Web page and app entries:

- - - - -

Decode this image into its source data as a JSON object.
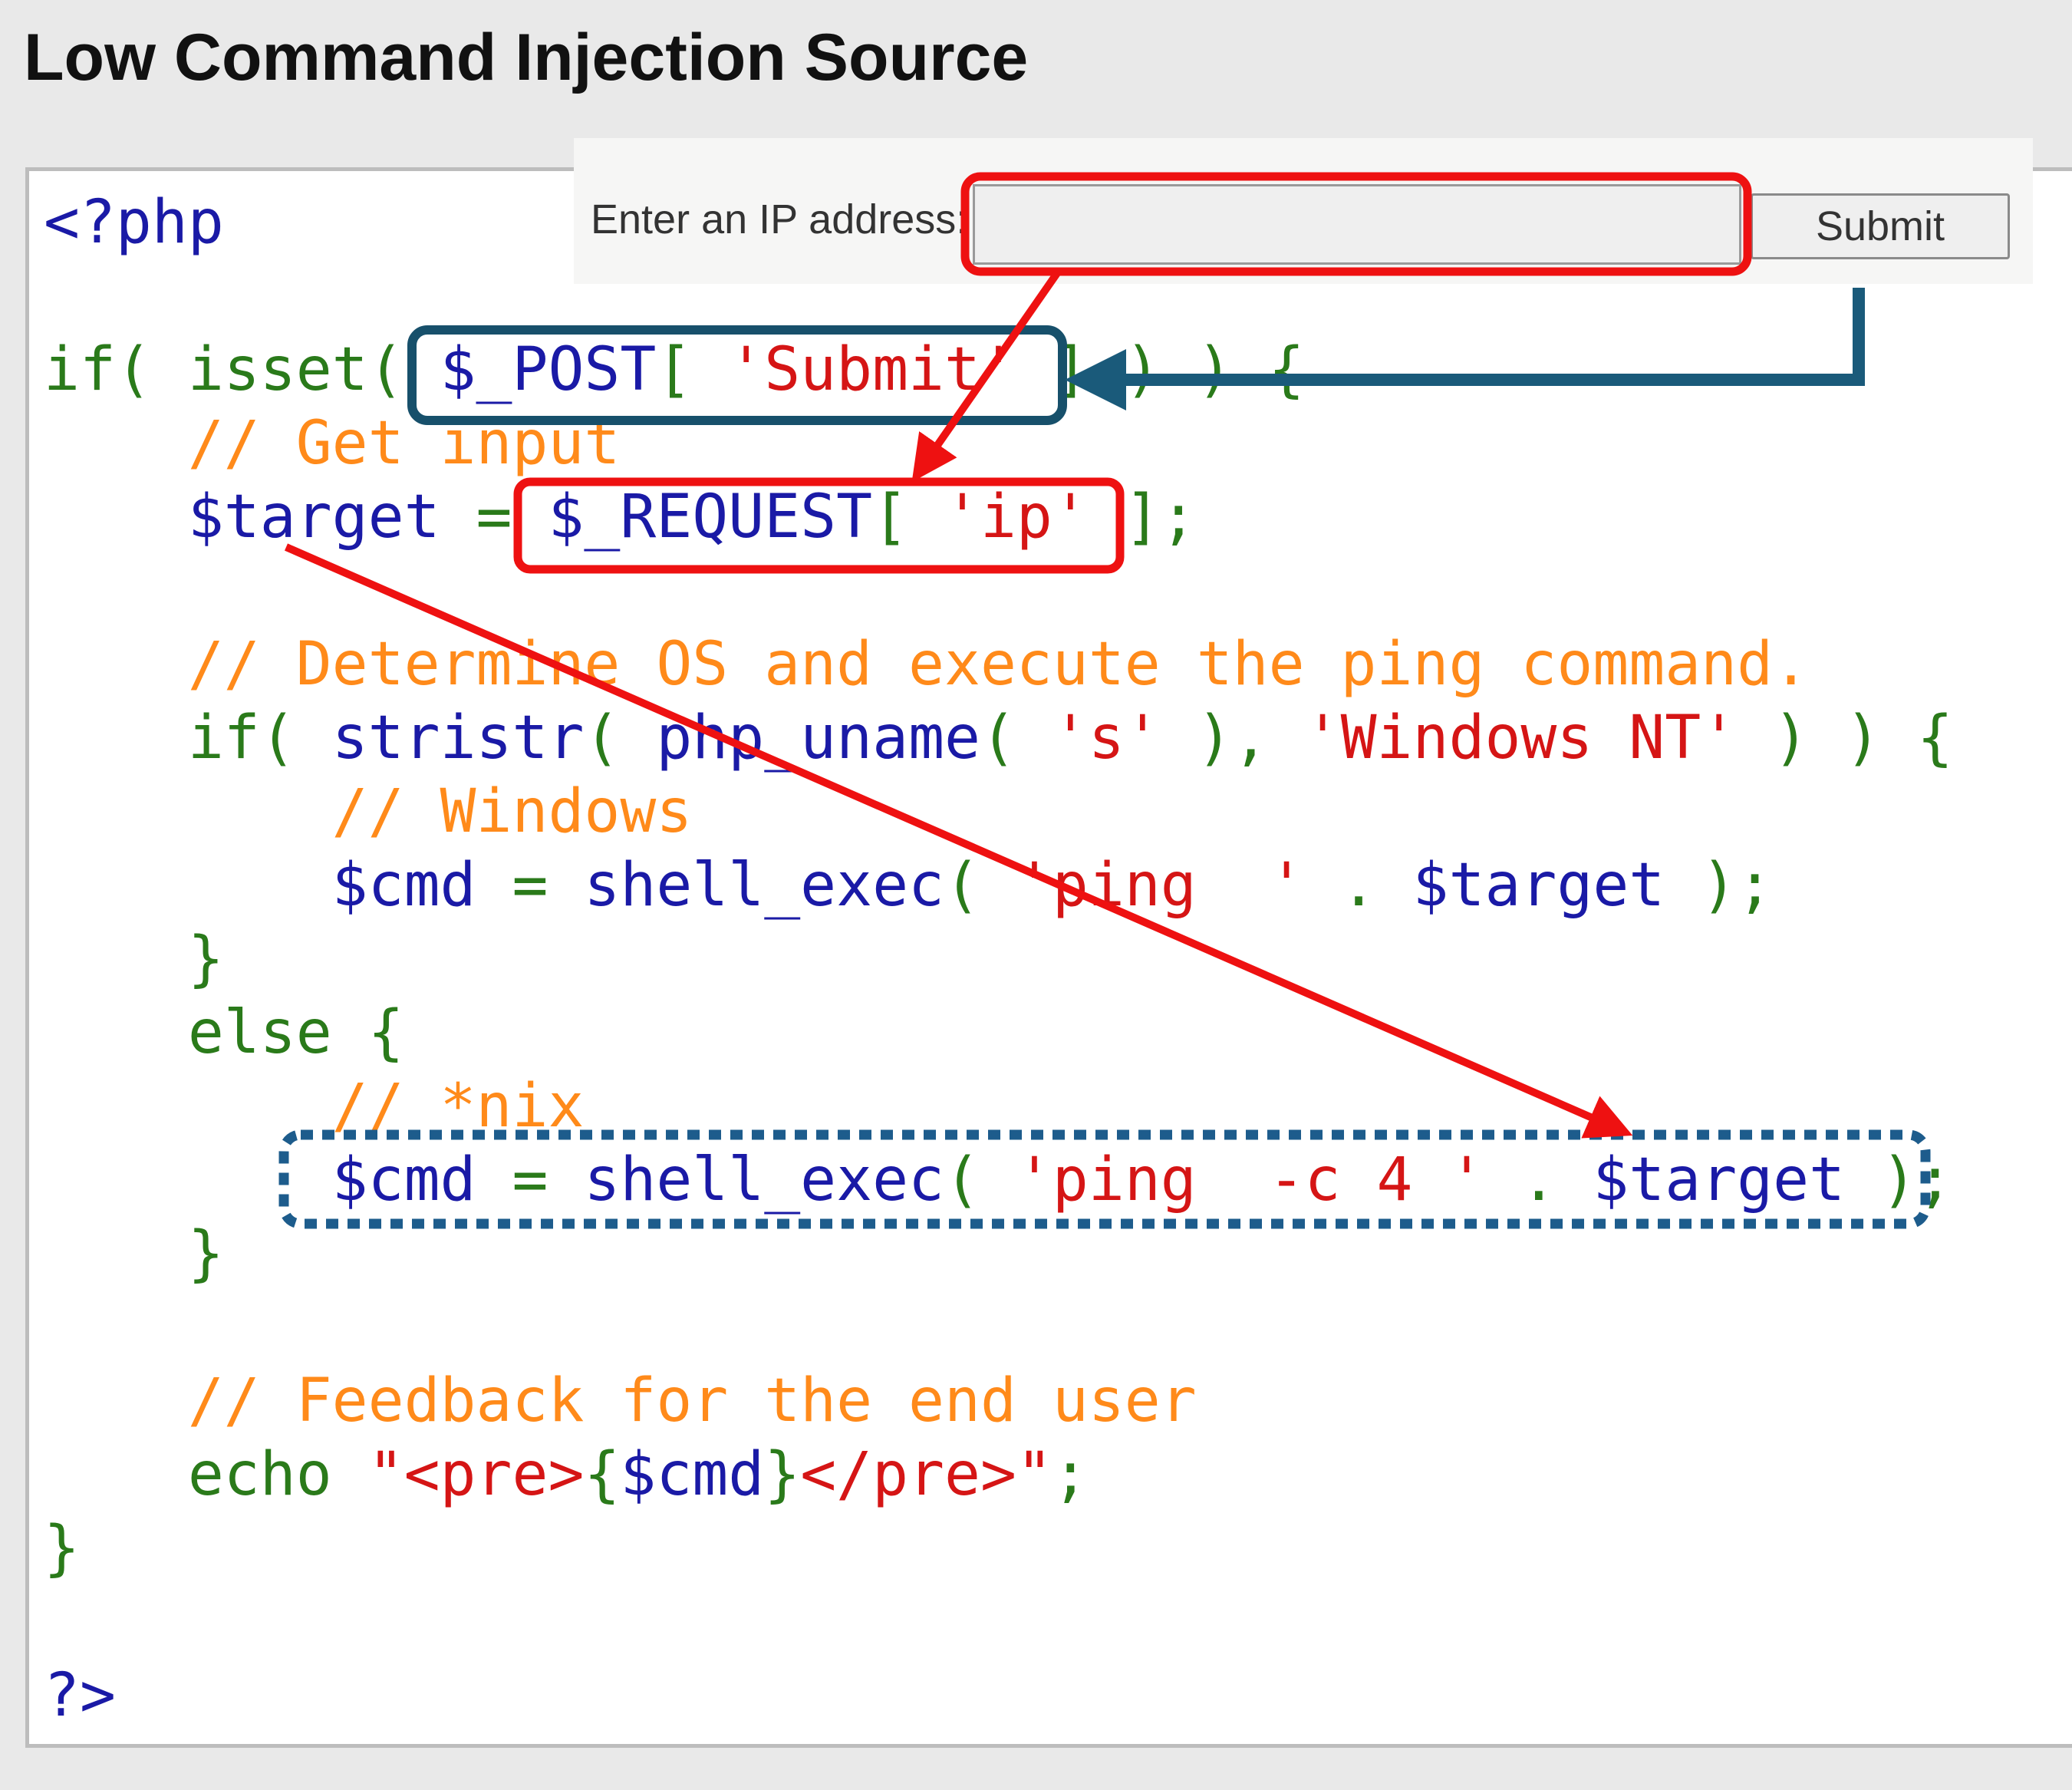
{
  "page": {
    "title": "Low Command Injection Source"
  },
  "form": {
    "label": "Enter an IP address:",
    "input_value": "",
    "input_placeholder": "",
    "submit_label": "Submit"
  },
  "code": {
    "lines": [
      [
        {
          "t": "<?php",
          "c": "blue"
        }
      ],
      [],
      [
        {
          "t": "if( isset( ",
          "c": "green"
        },
        {
          "t": "$_POST",
          "c": "blue"
        },
        {
          "t": "[ ",
          "c": "green"
        },
        {
          "t": "'Submit'",
          "c": "red"
        },
        {
          "t": " ] ) ) {",
          "c": "green"
        }
      ],
      [
        {
          "t": "    // Get input",
          "c": "orange"
        }
      ],
      [
        {
          "t": "    $target",
          "c": "blue"
        },
        {
          "t": " = ",
          "c": "green"
        },
        {
          "t": "$_REQUEST",
          "c": "blue"
        },
        {
          "t": "[ ",
          "c": "green"
        },
        {
          "t": "'ip'",
          "c": "red"
        },
        {
          "t": " ];",
          "c": "green"
        }
      ],
      [],
      [
        {
          "t": "    // Determine OS and execute the ping command.",
          "c": "orange"
        }
      ],
      [
        {
          "t": "    if( ",
          "c": "green"
        },
        {
          "t": "stristr",
          "c": "blue"
        },
        {
          "t": "( ",
          "c": "green"
        },
        {
          "t": "php_uname",
          "c": "blue"
        },
        {
          "t": "( ",
          "c": "green"
        },
        {
          "t": "'s'",
          "c": "red"
        },
        {
          "t": " ), ",
          "c": "green"
        },
        {
          "t": "'Windows NT'",
          "c": "red"
        },
        {
          "t": " ) ) {",
          "c": "green"
        }
      ],
      [
        {
          "t": "        // Windows",
          "c": "orange"
        }
      ],
      [
        {
          "t": "        $cmd",
          "c": "blue"
        },
        {
          "t": " = ",
          "c": "green"
        },
        {
          "t": "shell_exec",
          "c": "blue"
        },
        {
          "t": "( ",
          "c": "green"
        },
        {
          "t": "'ping  '",
          "c": "red"
        },
        {
          "t": " . ",
          "c": "green"
        },
        {
          "t": "$target",
          "c": "blue"
        },
        {
          "t": " );",
          "c": "green"
        }
      ],
      [
        {
          "t": "    }",
          "c": "green"
        }
      ],
      [
        {
          "t": "    else {",
          "c": "green"
        }
      ],
      [
        {
          "t": "        // *nix",
          "c": "orange"
        }
      ],
      [
        {
          "t": "        $cmd",
          "c": "blue"
        },
        {
          "t": " = ",
          "c": "green"
        },
        {
          "t": "shell_exec",
          "c": "blue"
        },
        {
          "t": "( ",
          "c": "green"
        },
        {
          "t": "'ping  -c 4 '",
          "c": "red"
        },
        {
          "t": " . ",
          "c": "green"
        },
        {
          "t": "$target",
          "c": "blue"
        },
        {
          "t": " );",
          "c": "green"
        }
      ],
      [
        {
          "t": "    }",
          "c": "green"
        }
      ],
      [],
      [
        {
          "t": "    // Feedback for the end user",
          "c": "orange"
        }
      ],
      [
        {
          "t": "    echo ",
          "c": "green"
        },
        {
          "t": "\"<pre>",
          "c": "red"
        },
        {
          "t": "{",
          "c": "green"
        },
        {
          "t": "$cmd",
          "c": "blue"
        },
        {
          "t": "}",
          "c": "green"
        },
        {
          "t": "</pre>\"",
          "c": "red"
        },
        {
          "t": ";",
          "c": "green"
        }
      ],
      [
        {
          "t": "}",
          "c": "green"
        }
      ],
      [],
      [
        {
          "t": "?>",
          "c": "blue"
        }
      ]
    ]
  },
  "colors": {
    "code_blue": "#1a1aa6",
    "code_green": "#2a7a1a",
    "code_red": "#d51515",
    "code_orange": "#ff8a1a",
    "annotation_red": "#ee1111",
    "annotation_teal": "#17506b",
    "annotation_arrow_teal": "#1a5a7a",
    "annotation_dotted_blue": "#1d5c8c"
  }
}
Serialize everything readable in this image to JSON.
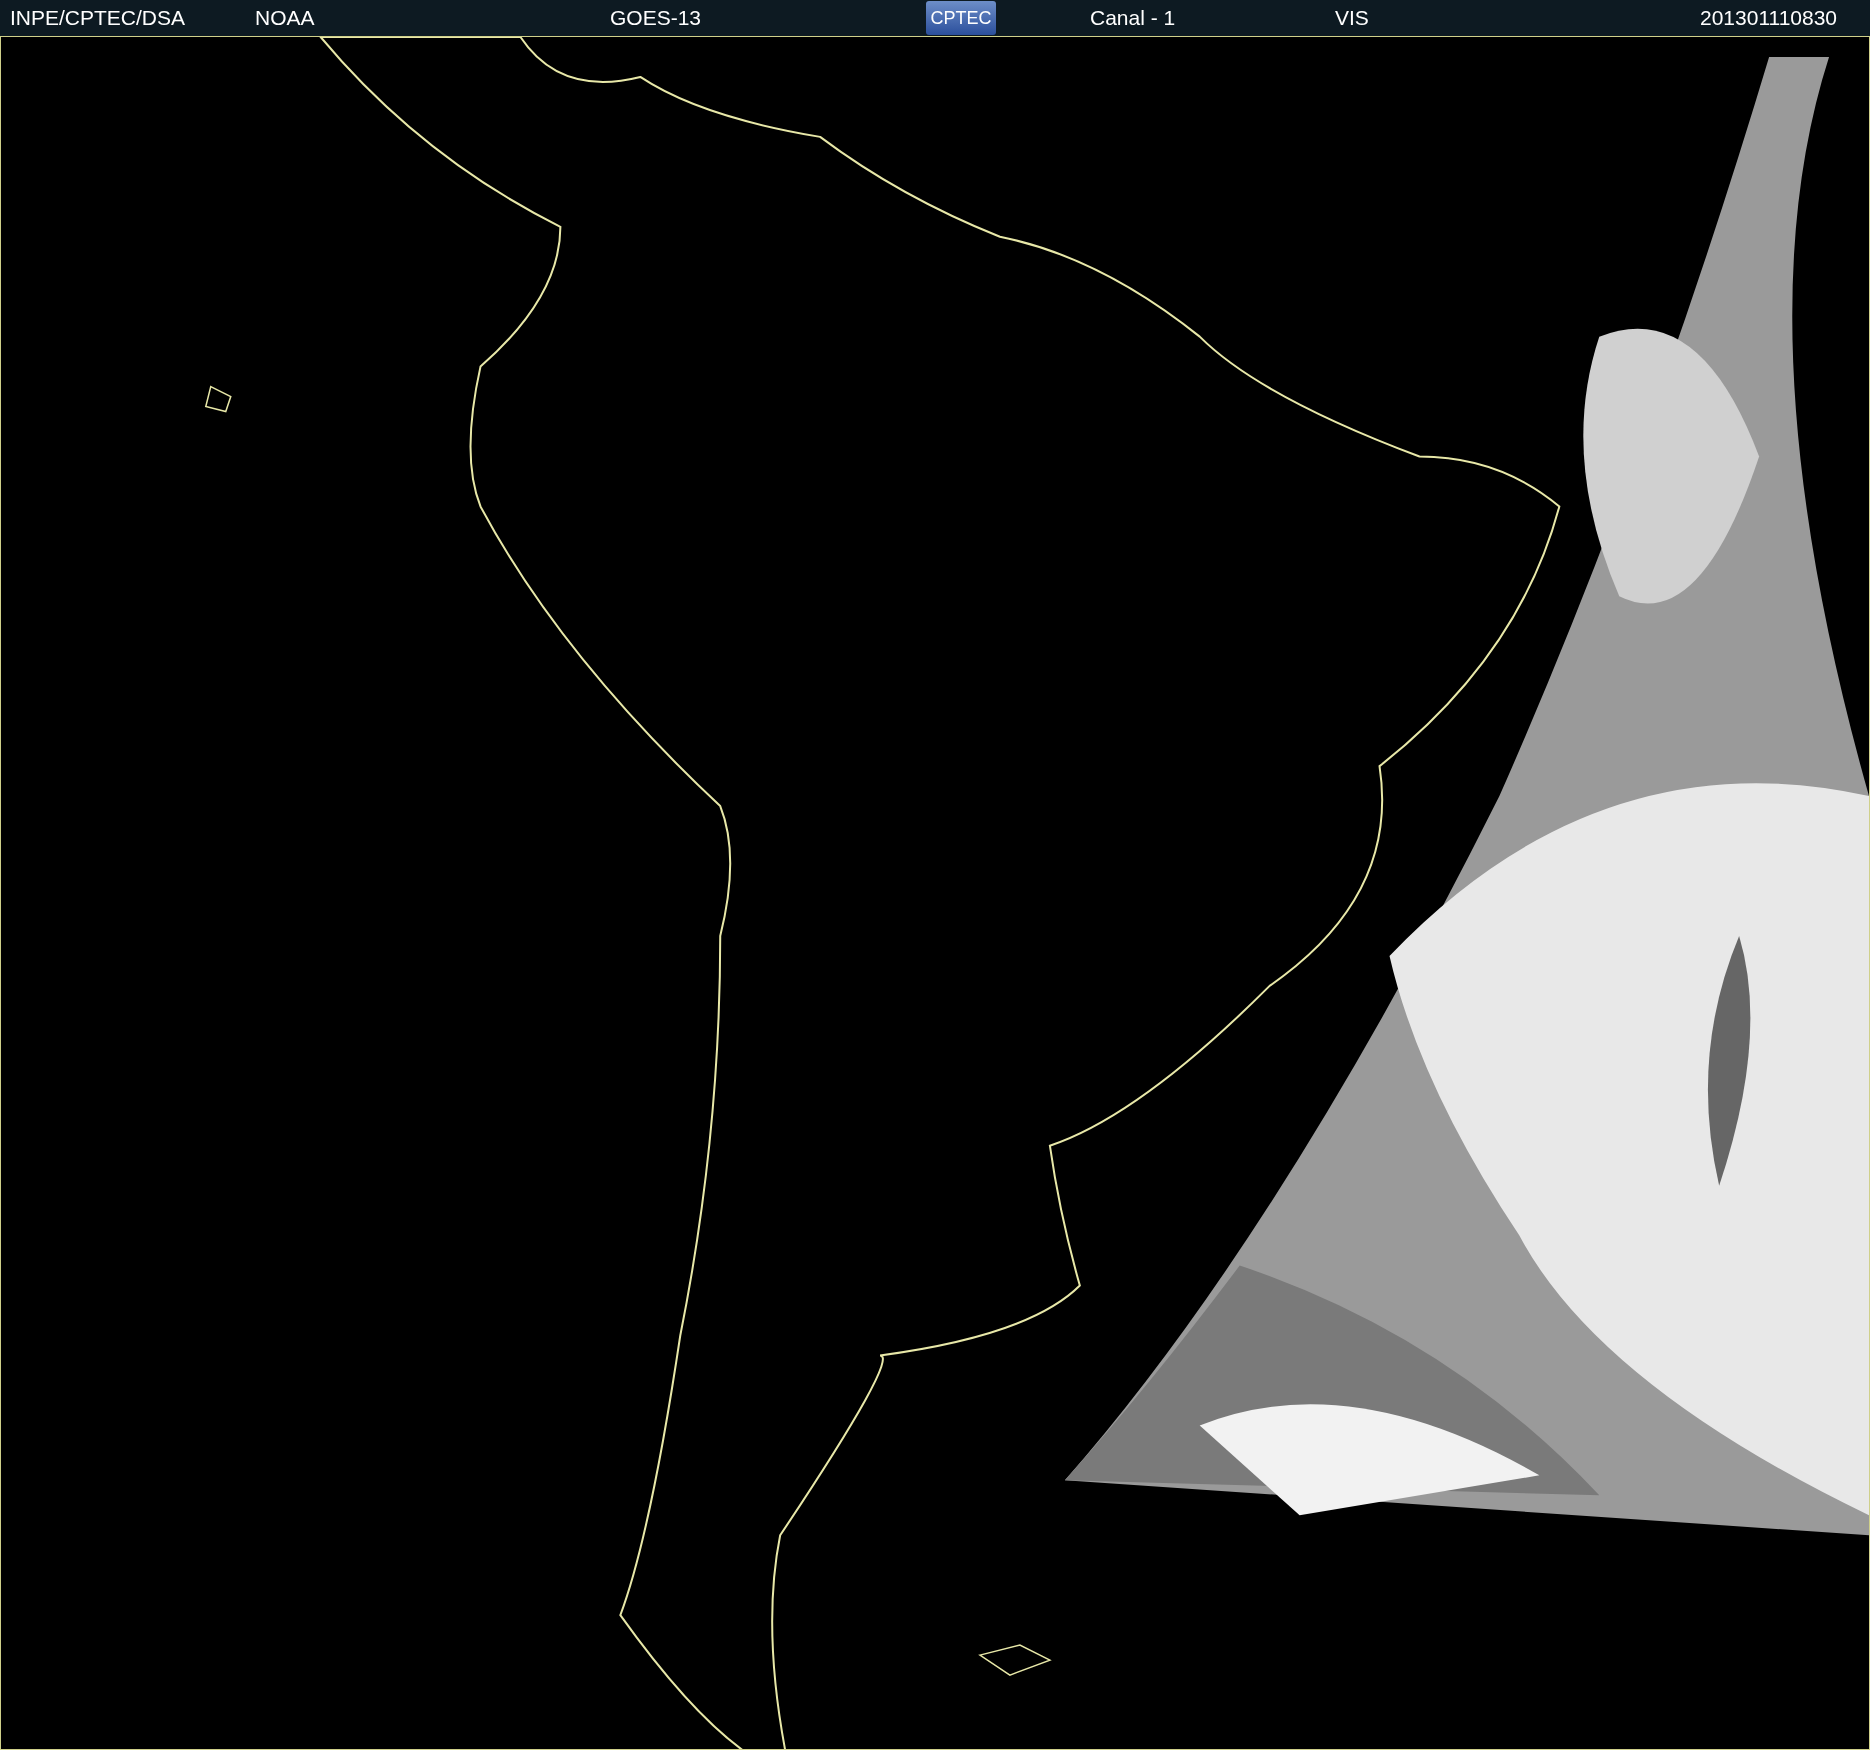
{
  "header": {
    "source": "INPE/CPTEC/DSA",
    "agency": "NOAA",
    "satellite": "GOES-13",
    "logo": "CPTEC",
    "channel": "Canal - 1",
    "band": "VIS",
    "timestamp": "201301110830"
  }
}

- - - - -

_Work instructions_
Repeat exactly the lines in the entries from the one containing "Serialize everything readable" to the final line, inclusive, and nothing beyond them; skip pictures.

_Task response_
Serialize everything readable in this image to JSON.
{
  "header": {
    "source": "INPE/CPTEC/DSA",
    "agency": "NOAA",
    "satellite": "GOES-13",
    "logo": "CPTEC",
    "channel": "Canal - 1",
    "band": "VIS",
    "timestamp": "201301110830"
  }
}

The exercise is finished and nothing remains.